***** Material supplied *****
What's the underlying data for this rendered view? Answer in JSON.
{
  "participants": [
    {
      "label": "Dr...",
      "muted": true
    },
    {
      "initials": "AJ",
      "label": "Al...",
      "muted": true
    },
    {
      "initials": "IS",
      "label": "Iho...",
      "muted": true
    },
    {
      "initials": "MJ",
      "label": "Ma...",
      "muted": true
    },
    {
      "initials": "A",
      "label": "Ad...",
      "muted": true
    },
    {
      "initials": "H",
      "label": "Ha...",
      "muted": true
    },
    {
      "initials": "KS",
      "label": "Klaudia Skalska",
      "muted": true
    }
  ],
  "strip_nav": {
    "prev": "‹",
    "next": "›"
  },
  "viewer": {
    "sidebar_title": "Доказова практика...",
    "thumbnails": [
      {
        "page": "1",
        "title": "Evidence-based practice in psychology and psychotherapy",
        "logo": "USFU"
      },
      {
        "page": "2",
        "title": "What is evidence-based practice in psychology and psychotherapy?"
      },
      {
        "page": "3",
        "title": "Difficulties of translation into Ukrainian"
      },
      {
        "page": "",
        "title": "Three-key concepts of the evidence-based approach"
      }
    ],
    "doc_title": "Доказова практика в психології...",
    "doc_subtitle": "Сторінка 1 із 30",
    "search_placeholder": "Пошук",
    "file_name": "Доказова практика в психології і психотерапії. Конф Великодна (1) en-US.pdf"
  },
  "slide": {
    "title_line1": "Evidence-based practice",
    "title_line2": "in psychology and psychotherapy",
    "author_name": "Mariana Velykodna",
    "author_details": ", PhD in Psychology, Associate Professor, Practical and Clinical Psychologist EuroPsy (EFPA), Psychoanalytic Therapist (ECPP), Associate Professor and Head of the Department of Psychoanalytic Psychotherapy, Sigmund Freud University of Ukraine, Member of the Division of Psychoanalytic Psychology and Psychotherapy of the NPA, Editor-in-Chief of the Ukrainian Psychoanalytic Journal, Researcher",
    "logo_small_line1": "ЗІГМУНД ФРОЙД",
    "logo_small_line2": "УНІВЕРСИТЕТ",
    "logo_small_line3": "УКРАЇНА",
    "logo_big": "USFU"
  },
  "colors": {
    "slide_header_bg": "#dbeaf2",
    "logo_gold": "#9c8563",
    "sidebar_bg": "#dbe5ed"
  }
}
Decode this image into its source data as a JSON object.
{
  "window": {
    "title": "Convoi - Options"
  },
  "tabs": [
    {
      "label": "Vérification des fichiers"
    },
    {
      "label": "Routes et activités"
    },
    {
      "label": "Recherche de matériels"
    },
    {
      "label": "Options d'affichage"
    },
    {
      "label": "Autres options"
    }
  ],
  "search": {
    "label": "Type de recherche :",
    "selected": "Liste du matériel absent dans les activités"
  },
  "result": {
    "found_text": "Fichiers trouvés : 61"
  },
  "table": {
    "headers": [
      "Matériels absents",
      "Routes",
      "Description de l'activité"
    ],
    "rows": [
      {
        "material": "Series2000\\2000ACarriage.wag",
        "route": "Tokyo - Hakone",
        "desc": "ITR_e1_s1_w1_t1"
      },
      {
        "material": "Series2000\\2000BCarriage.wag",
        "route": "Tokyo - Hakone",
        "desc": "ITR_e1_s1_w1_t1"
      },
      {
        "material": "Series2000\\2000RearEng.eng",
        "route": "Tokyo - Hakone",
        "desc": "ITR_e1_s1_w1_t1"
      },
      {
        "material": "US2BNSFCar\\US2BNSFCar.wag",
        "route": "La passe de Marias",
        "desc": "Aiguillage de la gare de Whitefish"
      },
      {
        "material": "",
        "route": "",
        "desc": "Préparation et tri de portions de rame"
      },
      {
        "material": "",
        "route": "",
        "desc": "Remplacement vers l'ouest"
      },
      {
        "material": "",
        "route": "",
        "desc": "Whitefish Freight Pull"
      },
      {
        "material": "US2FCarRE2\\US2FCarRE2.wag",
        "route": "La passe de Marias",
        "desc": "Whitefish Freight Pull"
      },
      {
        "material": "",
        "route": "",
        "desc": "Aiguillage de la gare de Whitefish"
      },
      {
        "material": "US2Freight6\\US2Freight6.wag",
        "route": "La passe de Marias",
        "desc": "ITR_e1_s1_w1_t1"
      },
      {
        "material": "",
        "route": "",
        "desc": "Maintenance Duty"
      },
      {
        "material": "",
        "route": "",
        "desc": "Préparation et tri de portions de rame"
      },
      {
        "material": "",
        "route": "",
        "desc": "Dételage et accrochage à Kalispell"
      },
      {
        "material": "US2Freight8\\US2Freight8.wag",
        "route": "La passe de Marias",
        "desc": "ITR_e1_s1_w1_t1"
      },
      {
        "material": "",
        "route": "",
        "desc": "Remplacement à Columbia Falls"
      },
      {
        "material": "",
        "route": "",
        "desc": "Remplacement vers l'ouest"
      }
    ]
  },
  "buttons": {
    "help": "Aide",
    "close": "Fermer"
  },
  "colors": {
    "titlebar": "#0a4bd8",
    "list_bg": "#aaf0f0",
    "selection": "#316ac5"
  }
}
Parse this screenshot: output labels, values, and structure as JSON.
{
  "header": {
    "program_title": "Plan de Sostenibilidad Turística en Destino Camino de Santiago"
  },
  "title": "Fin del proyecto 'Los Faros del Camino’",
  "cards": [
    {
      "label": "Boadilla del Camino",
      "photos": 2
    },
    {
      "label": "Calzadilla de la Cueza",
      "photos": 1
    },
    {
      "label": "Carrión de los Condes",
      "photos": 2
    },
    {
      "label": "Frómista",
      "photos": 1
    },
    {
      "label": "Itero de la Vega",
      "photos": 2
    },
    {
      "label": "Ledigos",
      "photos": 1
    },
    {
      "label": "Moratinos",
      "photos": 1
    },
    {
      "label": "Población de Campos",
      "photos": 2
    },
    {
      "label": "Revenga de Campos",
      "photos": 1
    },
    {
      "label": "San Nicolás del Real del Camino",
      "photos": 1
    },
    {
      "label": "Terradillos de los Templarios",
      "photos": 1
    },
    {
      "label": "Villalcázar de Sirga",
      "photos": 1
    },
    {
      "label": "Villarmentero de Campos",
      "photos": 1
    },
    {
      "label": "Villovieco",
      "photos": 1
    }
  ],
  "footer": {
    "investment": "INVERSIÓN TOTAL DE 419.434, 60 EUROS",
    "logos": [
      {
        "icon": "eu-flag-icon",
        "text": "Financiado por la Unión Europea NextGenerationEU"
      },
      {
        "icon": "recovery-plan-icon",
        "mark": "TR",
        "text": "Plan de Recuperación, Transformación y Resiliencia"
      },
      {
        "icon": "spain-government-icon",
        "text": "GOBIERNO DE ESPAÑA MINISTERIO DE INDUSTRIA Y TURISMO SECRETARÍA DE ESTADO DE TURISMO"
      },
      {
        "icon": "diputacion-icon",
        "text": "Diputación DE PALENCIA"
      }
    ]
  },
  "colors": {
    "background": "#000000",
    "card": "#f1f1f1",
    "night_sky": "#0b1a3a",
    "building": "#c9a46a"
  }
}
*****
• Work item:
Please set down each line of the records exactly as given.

• Exercise response:
What's the underlying data for this rendered view? Answer in JSON.
{
  "participants": [
    {
      "label": "Dr...",
      "muted": true
    },
    {
      "initials": "AJ",
      "label": "Al...",
      "muted": true
    },
    {
      "initials": "IS",
      "label": "Iho...",
      "muted": true
    },
    {
      "initials": "MJ",
      "label": "Ma...",
      "muted": true
    },
    {
      "initials": "A",
      "label": "Ad...",
      "muted": true
    },
    {
      "initials": "H",
      "label": "Ha...",
      "muted": true
    },
    {
      "initials": "KS",
      "label": "Klaudia Skalska",
      "muted": true
    }
  ],
  "strip_nav": {
    "prev": "‹",
    "next": "›"
  },
  "viewer": {
    "sidebar_title": "Доказова практика...",
    "thumbnails": [
      {
        "page": "1",
        "title": "Evidence-based practice in psychology and psychotherapy",
        "logo": "USFU"
      },
      {
        "page": "2",
        "title": "What is evidence-based practice in psychology and psychotherapy?"
      },
      {
        "page": "3",
        "title": "Difficulties of translation into Ukrainian"
      },
      {
        "page": "",
        "title": "Three-key concepts of the evidence-based approach"
      }
    ],
    "doc_title": "Доказова практика в психології...",
    "doc_subtitle": "Сторінка 1 із 30",
    "search_placeholder": "Пошук",
    "file_name": "Доказова практика в психології і психотерапії. Конф Великодна (1) en-US.pdf"
  },
  "slide": {
    "title_line1": "Evidence-based practice",
    "title_line2": "in psychology and psychotherapy",
    "author_name": "Mariana Velykodna",
    "author_details": ", PhD in Psychology, Associate Professor, Practical and Clinical Psychologist EuroPsy (EFPA), Psychoanalytic Therapist (ECPP), Associate Professor and Head of the Department of Psychoanalytic Psychotherapy, Sigmund Freud University of Ukraine, Member of the Division of Psychoanalytic Psychology and Psychotherapy of the NPA, Editor-in-Chief of the Ukrainian Psychoanalytic Journal, Researcher",
    "logo_small_line1": "ЗІГМУНД ФРОЙД",
    "logo_small_line2": "УНІВЕРСИТЕТ",
    "logo_small_line3": "УКРАЇНА",
    "logo_big": "USFU"
  },
  "colors": {
    "slide_header_bg": "#dbeaf2",
    "logo_gold": "#9c8563",
    "sidebar_bg": "#dbe5ed"
  }
}
Decode this image into its source data as a JSON object.
{
  "window": {
    "title": "Convoi - Options"
  },
  "tabs": [
    {
      "label": "Vérification des fichiers"
    },
    {
      "label": "Routes et activités"
    },
    {
      "label": "Recherche de matériels"
    },
    {
      "label": "Options d'affichage"
    },
    {
      "label": "Autres options"
    }
  ],
  "search": {
    "label": "Type de recherche :",
    "selected": "Liste du matériel absent dans les activités"
  },
  "result": {
    "found_text": "Fichiers trouvés : 61"
  },
  "table": {
    "headers": [
      "Matériels absents",
      "Routes",
      "Description de l'activité"
    ],
    "rows": [
      {
        "material": "Series2000\\2000ACarriage.wag",
        "route": "Tokyo - Hakone",
        "desc": "ITR_e1_s1_w1_t1"
      },
      {
        "material": "Series2000\\2000BCarriage.wag",
        "route": "Tokyo - Hakone",
        "desc": "ITR_e1_s1_w1_t1"
      },
      {
        "material": "Series2000\\2000RearEng.eng",
        "route": "Tokyo - Hakone",
        "desc": "ITR_e1_s1_w1_t1"
      },
      {
        "material": "US2BNSFCar\\US2BNSFCar.wag",
        "route": "La passe de Marias",
        "desc": "Aiguillage de la gare de Whitefish"
      },
      {
        "material": "",
        "route": "",
        "desc": "Préparation et tri de portions de rame"
      },
      {
        "material": "",
        "route": "",
        "desc": "Remplacement vers l'ouest"
      },
      {
        "material": "",
        "route": "",
        "desc": "Whitefish Freight Pull"
      },
      {
        "material": "US2FCarRE2\\US2FCarRE2.wag",
        "route": "La passe de Marias",
        "desc": "Whitefish Freight Pull"
      },
      {
        "material": "",
        "route": "",
        "desc": "Aiguillage de la gare de Whitefish"
      },
      {
        "material": "US2Freight6\\US2Freight6.wag",
        "route": "La passe de Marias",
        "desc": "ITR_e1_s1_w1_t1"
      },
      {
        "material": "",
        "route": "",
        "desc": "Maintenance Duty"
      },
      {
        "material": "",
        "route": "",
        "desc": "Préparation et tri de portions de rame"
      },
      {
        "material": "",
        "route": "",
        "desc": "Dételage et accrochage à Kalispell"
      },
      {
        "material": "US2Freight8\\US2Freight8.wag",
        "route": "La passe de Marias",
        "desc": "ITR_e1_s1_w1_t1"
      },
      {
        "material": "",
        "route": "",
        "desc": "Remplacement à Columbia Falls"
      },
      {
        "material": "",
        "route": "",
        "desc": "Remplacement vers l'ouest"
      }
    ]
  },
  "buttons": {
    "help": "Aide",
    "close": "Fermer"
  },
  "colors": {
    "titlebar": "#0a4bd8",
    "list_bg": "#aaf0f0",
    "selection": "#316ac5"
  }
}
Parse this screenshot: output labels, values, and structure as JSON.
{
  "header": {
    "program_title": "Plan de Sostenibilidad Turística en Destino Camino de Santiago"
  },
  "title": "Fin del proyecto 'Los Faros del Camino’",
  "cards": [
    {
      "label": "Boadilla del Camino",
      "photos": 2
    },
    {
      "label": "Calzadilla de la Cueza",
      "photos": 1
    },
    {
      "label": "Carrión de los Condes",
      "photos": 2
    },
    {
      "label": "Frómista",
      "photos": 1
    },
    {
      "label": "Itero de la Vega",
      "photos": 2
    },
    {
      "label": "Ledigos",
      "photos": 1
    },
    {
      "label": "Moratinos",
      "photos": 1
    },
    {
      "label": "Población de Campos",
      "photos": 2
    },
    {
      "label": "Revenga de Campos",
      "photos": 1
    },
    {
      "label": "San Nicolás del Real del Camino",
      "photos": 1
    },
    {
      "label": "Terradillos de los Templarios",
      "photos": 1
    },
    {
      "label": "Villalcázar de Sirga",
      "photos": 1
    },
    {
      "label": "Villarmentero de Campos",
      "photos": 1
    },
    {
      "label": "Villovieco",
      "photos": 1
    }
  ],
  "footer": {
    "investment": "INVERSIÓN TOTAL DE 419.434, 60 EUROS",
    "logos": [
      {
        "icon": "eu-flag-icon",
        "text": "Financiado por la Unión Europea NextGenerationEU"
      },
      {
        "icon": "recovery-plan-icon",
        "mark": "TR",
        "text": "Plan de Recuperación, Transformación y Resiliencia"
      },
      {
        "icon": "spain-government-icon",
        "text": "GOBIERNO DE ESPAÑA MINISTERIO DE INDUSTRIA Y TURISMO SECRETARÍA DE ESTADO DE TURISMO"
      },
      {
        "icon": "diputacion-icon",
        "text": "Diputación DE PALENCIA"
      }
    ]
  },
  "colors": {
    "background": "#000000",
    "card": "#f1f1f1",
    "night_sky": "#0b1a3a",
    "building": "#c9a46a"
  }
}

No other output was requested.